**Try it**
Pull out every line below holding the word "price".

Data items:
§ §

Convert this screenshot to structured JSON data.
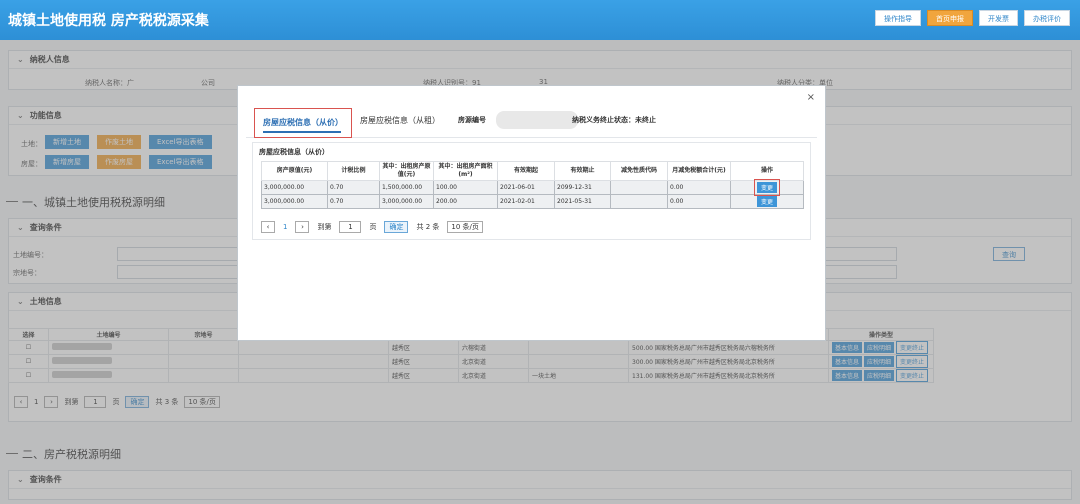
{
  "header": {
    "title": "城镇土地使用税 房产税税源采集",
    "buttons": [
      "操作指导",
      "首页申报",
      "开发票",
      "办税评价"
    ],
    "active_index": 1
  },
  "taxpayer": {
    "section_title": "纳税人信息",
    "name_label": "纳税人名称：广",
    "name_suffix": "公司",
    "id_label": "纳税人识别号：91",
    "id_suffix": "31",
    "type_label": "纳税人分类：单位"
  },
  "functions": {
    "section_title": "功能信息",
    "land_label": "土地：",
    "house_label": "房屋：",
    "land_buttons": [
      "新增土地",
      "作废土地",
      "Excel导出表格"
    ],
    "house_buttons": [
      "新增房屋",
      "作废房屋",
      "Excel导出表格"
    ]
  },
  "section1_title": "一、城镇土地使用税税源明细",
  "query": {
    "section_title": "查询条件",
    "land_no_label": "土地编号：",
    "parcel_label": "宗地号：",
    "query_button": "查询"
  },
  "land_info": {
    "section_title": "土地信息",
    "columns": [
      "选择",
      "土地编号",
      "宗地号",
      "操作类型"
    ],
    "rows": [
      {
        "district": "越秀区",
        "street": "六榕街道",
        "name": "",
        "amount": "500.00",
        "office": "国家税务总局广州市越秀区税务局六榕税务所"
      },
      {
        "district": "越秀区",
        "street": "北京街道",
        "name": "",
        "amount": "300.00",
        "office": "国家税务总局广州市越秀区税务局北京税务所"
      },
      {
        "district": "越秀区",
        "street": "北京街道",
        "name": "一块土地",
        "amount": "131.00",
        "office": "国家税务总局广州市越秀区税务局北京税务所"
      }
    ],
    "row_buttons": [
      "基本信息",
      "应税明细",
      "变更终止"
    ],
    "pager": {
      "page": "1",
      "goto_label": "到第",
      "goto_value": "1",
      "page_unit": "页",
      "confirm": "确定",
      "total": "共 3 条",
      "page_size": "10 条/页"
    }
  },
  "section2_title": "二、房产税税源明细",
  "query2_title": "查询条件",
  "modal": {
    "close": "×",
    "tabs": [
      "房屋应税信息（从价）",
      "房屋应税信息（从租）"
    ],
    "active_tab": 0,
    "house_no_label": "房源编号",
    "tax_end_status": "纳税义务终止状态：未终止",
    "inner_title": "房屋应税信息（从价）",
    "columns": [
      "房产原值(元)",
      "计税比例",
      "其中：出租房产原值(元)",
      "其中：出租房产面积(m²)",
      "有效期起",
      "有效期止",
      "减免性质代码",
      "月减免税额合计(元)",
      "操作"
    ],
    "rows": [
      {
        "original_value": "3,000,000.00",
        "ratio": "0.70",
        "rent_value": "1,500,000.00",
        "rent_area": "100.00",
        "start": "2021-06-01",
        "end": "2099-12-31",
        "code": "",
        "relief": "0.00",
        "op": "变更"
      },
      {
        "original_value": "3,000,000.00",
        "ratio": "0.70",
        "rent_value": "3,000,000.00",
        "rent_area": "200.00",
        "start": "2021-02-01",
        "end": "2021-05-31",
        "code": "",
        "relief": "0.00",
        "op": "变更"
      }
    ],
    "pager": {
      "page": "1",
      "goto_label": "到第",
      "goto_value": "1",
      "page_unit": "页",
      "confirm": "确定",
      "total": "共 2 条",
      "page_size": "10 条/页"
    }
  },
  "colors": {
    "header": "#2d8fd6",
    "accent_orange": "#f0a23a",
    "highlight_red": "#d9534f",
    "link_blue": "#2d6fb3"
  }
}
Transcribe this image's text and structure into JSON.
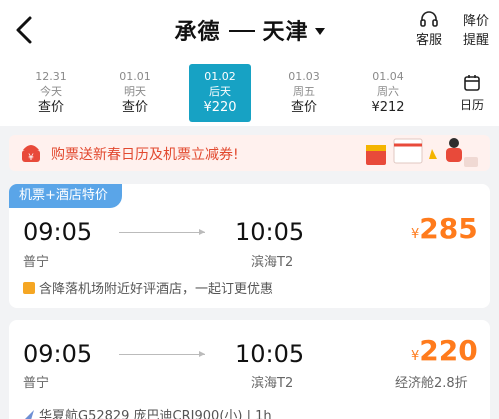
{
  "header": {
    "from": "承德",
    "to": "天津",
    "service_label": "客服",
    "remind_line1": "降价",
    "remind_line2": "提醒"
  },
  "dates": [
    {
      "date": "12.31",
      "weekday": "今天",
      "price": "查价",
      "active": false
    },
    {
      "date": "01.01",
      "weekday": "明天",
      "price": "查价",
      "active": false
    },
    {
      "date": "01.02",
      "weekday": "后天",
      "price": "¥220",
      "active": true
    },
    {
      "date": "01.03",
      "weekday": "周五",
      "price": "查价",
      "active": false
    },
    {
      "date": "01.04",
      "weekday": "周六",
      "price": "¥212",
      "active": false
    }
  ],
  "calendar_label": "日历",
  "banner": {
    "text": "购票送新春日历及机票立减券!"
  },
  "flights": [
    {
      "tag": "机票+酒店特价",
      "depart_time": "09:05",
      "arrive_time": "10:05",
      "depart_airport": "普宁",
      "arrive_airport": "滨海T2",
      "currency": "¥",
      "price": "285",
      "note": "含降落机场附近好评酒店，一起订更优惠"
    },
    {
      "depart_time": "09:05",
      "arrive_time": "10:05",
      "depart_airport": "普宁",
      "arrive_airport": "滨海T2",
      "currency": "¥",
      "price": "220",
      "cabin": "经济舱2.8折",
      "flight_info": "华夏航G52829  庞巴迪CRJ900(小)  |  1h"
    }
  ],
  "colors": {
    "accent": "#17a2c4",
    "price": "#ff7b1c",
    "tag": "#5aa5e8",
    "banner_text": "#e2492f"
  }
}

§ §

**Solution to the exercise**
      "price": "查价",
      "price": "查价",
      "price": "¥220",
      "price": "查价",
      "price": "¥212",
      "price": "285",
      "price": "220",
    "price": "#ff7b1c",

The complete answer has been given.